Over the past twenty-five years, Ethiopia has struggled with one painful challenge after another. The worst kinds of government oppression worked in concert with years of devastating famine to leave lasting scars throughout our culture and our country. Now, the ravages of HIV and AIDS present us with one of the greatest threats to our people yet.
Thankfully, many AIDS patients in developed countries, such as the United States, are able to reap the benefits of powerful new drug combinations which ease their suffering and give them new hope for a longer life. Because of the blessing of these new treatments, too many men and women around the world are becoming complacent and forgetful of the horrors which HIV and AIDS can still bring to countries like Ethiopia, where the weapons necessary to win this war remain unavailable.

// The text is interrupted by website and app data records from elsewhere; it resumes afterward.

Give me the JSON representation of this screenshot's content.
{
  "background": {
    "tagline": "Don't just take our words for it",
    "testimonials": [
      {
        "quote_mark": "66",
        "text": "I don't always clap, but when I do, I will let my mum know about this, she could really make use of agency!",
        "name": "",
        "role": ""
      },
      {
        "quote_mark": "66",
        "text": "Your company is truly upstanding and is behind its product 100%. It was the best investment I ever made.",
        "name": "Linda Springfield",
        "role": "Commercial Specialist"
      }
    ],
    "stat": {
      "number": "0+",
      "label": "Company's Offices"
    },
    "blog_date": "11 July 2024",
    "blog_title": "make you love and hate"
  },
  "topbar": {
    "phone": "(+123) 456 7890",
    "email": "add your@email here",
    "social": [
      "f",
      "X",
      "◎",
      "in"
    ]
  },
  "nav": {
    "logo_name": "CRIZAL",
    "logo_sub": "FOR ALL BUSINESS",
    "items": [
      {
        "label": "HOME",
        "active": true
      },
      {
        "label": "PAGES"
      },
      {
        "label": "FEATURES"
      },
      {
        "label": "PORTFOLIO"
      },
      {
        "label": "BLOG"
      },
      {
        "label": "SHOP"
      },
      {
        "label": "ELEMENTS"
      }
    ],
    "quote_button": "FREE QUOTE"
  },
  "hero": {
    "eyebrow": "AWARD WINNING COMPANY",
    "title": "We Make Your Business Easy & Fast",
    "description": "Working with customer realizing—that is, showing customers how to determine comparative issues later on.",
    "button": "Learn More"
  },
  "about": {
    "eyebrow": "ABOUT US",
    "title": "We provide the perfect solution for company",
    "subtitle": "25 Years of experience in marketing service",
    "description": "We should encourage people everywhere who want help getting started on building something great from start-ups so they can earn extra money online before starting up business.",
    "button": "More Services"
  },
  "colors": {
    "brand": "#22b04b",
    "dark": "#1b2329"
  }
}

If we do not alert our countrymen and warn the world community, the first decade of the new millenium will do unspeakable damage to our hopes for a peaceful and prosperous future.
The latest statistics detailing the HIV/AIDS situation in Ethiopia paint an ugly picture. Health officials estimate that nearly 2.5-million Ethiopians suffer from HIV infection. This is an amazing figure: it represents nearly 10 percent of the total infections throughout the world. More importantly, it means that one out of every ten adult Ethiopians carries this deadly virus and can pass it on to others.
These numbers make a grim formula for Ethiopia’s future. The average life expectancy is already relatively low in Ethiopia. If HIV and AIDS continue unchecked, by the year 2010, the average Ethiopian will die fifteen years younger. It is estimated that the ravages of this disease have already left over 620,000 children orphaned throughout Ethiopia. In ten years, the total will be nearly three times that number.
HIV and AIDS are also intimately linked to two other grave threats to our future, poverty and famine. As Ethiopia continues to struggle to feed itself, AIDS patients are at a greater risk. Carriers of the disease can be too weak to resist infections. The poorest of our countrymen are the least likely to receive expensive and time-consuming treatments. Unable to break from this cycle, Ethiopians sink deeper into poverty as they lose a productive and beloved member of their family.
To truly understand the scope of the potential social and economic devastation, we must do more than discuss the statistics. We must remember the human face of this horrible disease, the face of Ethiopians of all ages, from every socio-economic background. We must remember that this disease does not discriminate, that it kills Tigrean, Amhara, and Oromo alike.
Thankfully, some Ethiopians at home and abroad have already taken the first steps towards turning the tide in this crucial battle. The Ethiopian Orthodox Church has worked in collaboration with UNICEF, encouraging young Ethiopians to change their daily behavior and lifestyle to prevent the spread of HIV/AIDS. The science faculty at Addis Ababa University is working with health institutions around the world in preparation for an international conference on HIV/AIDS, currently scheduled for November. Finally, the sick themselves have started to come together. Over one hundred Ethiopians living with HIV/AIDS have formed a support organization called “Dawn of Hope”, whose members are actively working for an end to this terrible disease.
For the Ethiopian nation to live to see the full promise of this dawn of hope, the Ethiopian Crown Council and Ethiopians everywhere must work together to summon our full potential as a people. What can those of us in the diaspora do to ease the situation back home? All of our voices in unison can raise awareness throughout the world that for countries such as Ethiopia, the AIDS crisis has only just begun. Together, we can work for the medical and financial assistance that will ease Ethiopia’s plight.
But most importantly, we must spread the news throughout all Ethiopia that the answers to our problems are within our own reach. We must support Ethiopian organizations at home and abroad that continue to educate our people about the causes of this health crisis, and that continue to provide health care and training to those in need. Where those organizations fall short or do not exist at all, we must begin to build them ourselves, with our own hands, and with our own hearts.